- EXERCISE REQUIREMENTS -
Report the number of lines in these entries that contain "icon". Write only the number.

#### RECORDED INFORMATION ####

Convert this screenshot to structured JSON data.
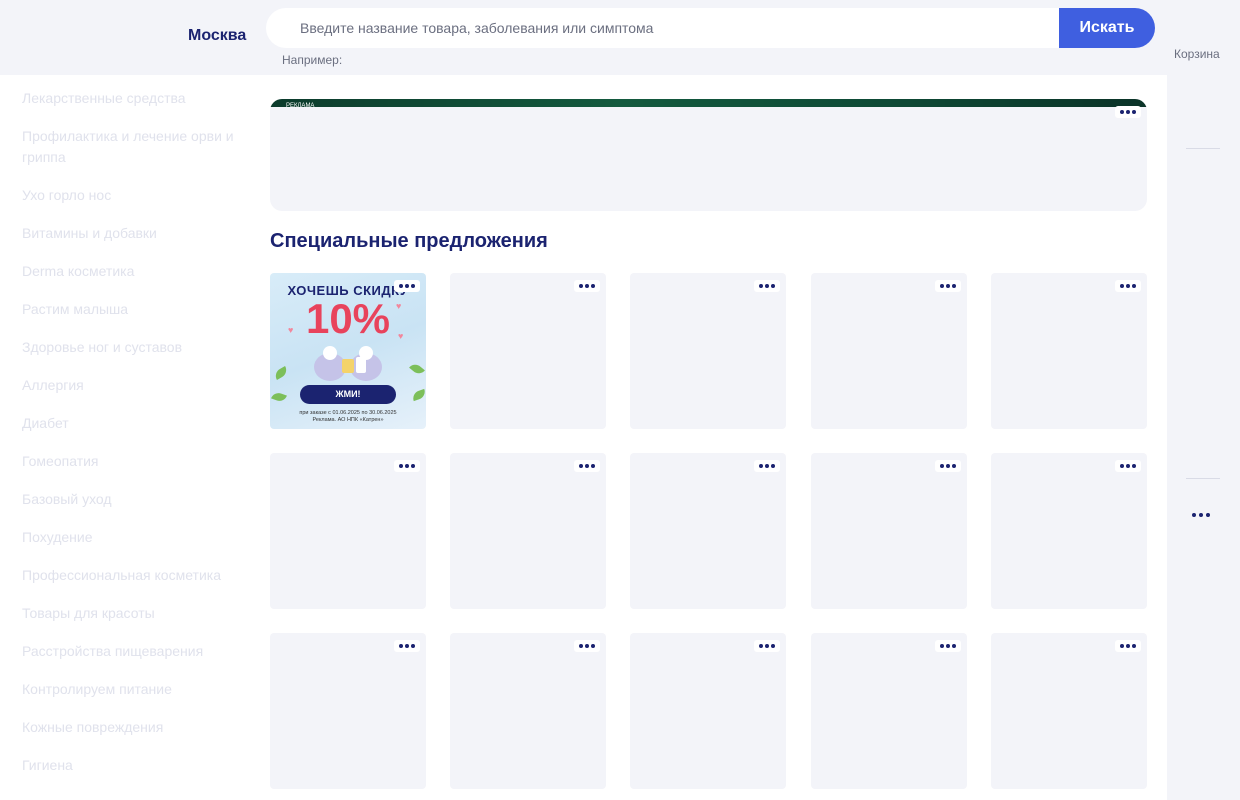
{
  "header": {
    "city": "Москва",
    "search_placeholder": "Введите название товара, заболевания или симптома",
    "search_button": "Искать",
    "hint": "Например:"
  },
  "right_panel": {
    "cart_label": "Корзина"
  },
  "sidebar": {
    "categories": [
      "Лекарственные средства",
      "Профилактика и лечение орви и гриппа",
      "Ухо горло нос",
      "Витамины и добавки",
      "Derma косметика",
      "Растим малыша",
      "Здоровье ног и суставов",
      "Аллергия",
      "Диабет",
      "Гомеопатия",
      "Базовый уход",
      "Похудение",
      "Профессиональная косметика",
      "Товары для красоты",
      "Расстройства пищеварения",
      "Контролируем питание",
      "Кожные повреждения",
      "Гигиена"
    ]
  },
  "banner": {
    "ad_label": "РЕКЛАМА"
  },
  "specials": {
    "title": "Специальные предложения",
    "promo": {
      "headline": "ХОЧЕШЬ СКИДКУ",
      "percent": "10%",
      "button": "ЖМИ!",
      "note_line1": "при заказе с 01.06.2025 по 30.06.2025",
      "note_line2": "Реклама. АО НПК «Катрен»"
    }
  },
  "colors": {
    "brand_dark": "#1b2370",
    "accent_blue": "#3f5fe0",
    "promo_red": "#e8435c",
    "placeholder_bg": "#f3f4f9"
  }
}
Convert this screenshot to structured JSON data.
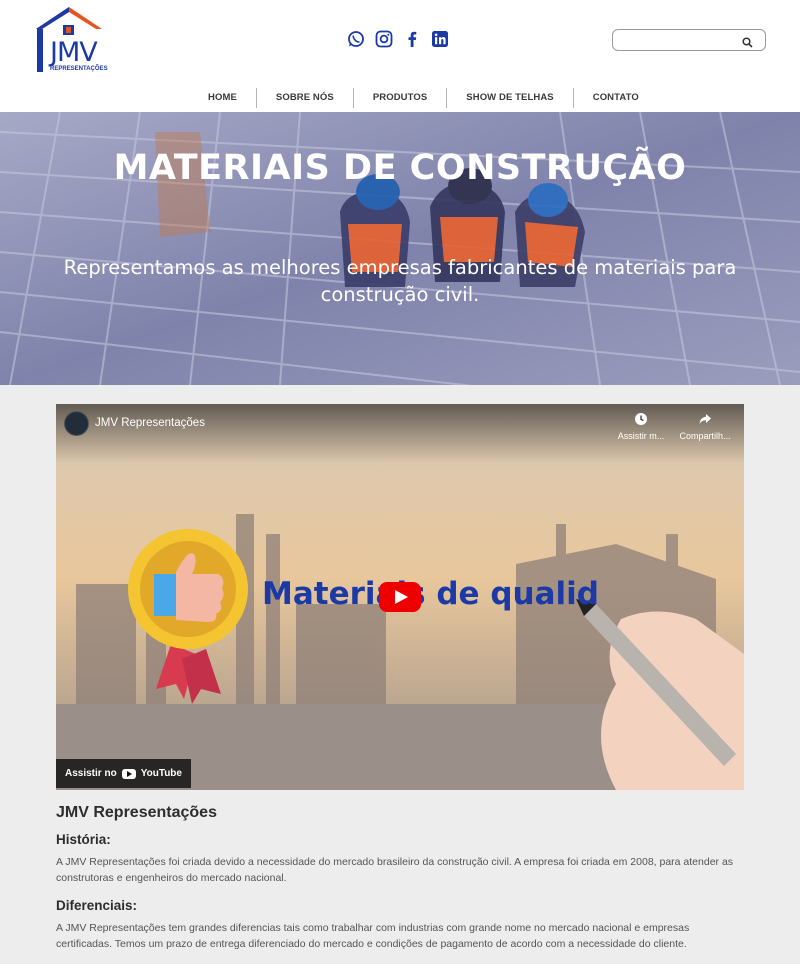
{
  "header": {
    "logo": {
      "text": "JMV",
      "subtext": "REPRESENTAÇÕES"
    },
    "social": [
      {
        "icon": "whatsapp-icon"
      },
      {
        "icon": "instagram-icon"
      },
      {
        "icon": "facebook-icon"
      },
      {
        "icon": "linkedin-icon"
      }
    ],
    "search": {
      "placeholder": ""
    }
  },
  "nav": {
    "items": [
      "HOME",
      "SOBRE NÓS",
      "PRODUTOS",
      "SHOW DE TELHAS",
      "CONTATO"
    ]
  },
  "hero": {
    "title": "MATERIAIS DE CONSTRUÇÃO",
    "subtitle": "Representamos as melhores empresas fabricantes de materiais para construção civil."
  },
  "video": {
    "channel_title": "JMV Representações",
    "watch_later_label": "Assistir m...",
    "share_label": "Compartilh...",
    "overlay_text": "Materiais de qualid",
    "watch_on_label": "Assistir no",
    "youtube_label": "YouTube"
  },
  "content": {
    "heading": "JMV Representações",
    "sections": [
      {
        "title": "História:",
        "text": "A JMV Representações foi criada devido a necessidade do mercado brasileiro da construção civil. A empresa foi criada em 2008, para atender as construtoras e engenheiros do mercado nacional."
      },
      {
        "title": "Diferenciais:",
        "text": "A JMV Representações tem grandes diferencias tais como trabalhar com industrias com grande nome no mercado nacional e empresas certificadas. Temos um prazo de entrega diferenciado do mercado e condições de pagamento de acordo com a necessidade do cliente."
      }
    ]
  },
  "colors": {
    "brand_blue": "#1b3aa6",
    "brand_orange": "#e8531f",
    "play_red": "#ee0000"
  }
}
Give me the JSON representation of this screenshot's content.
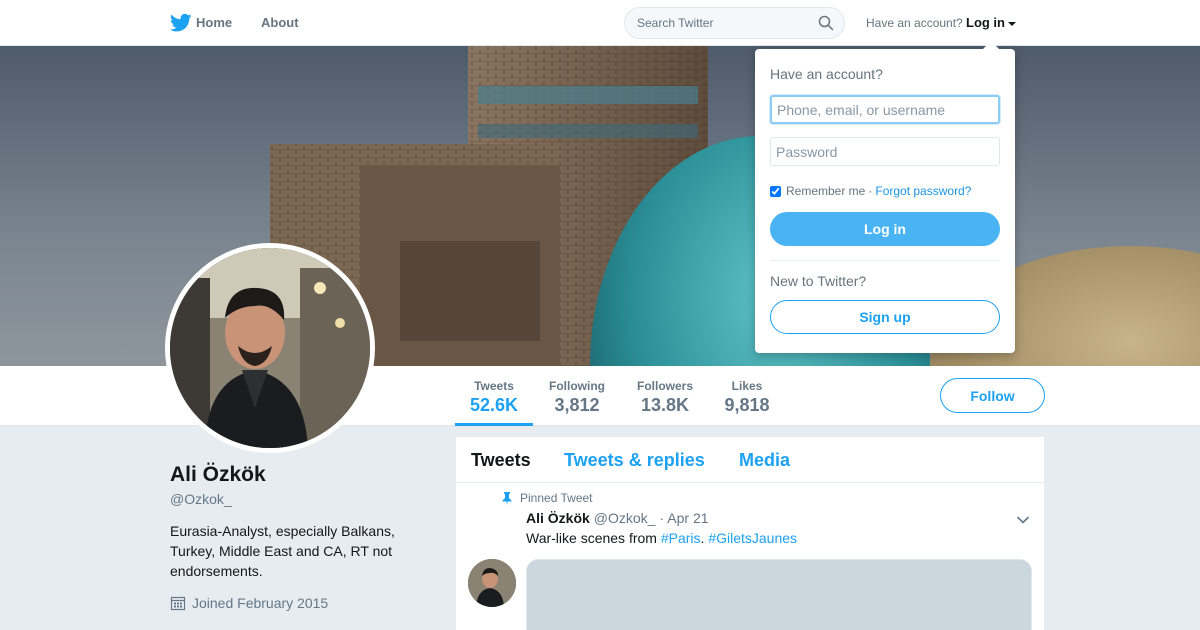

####

- SOLUTION FOR THIS PROBLEM -
4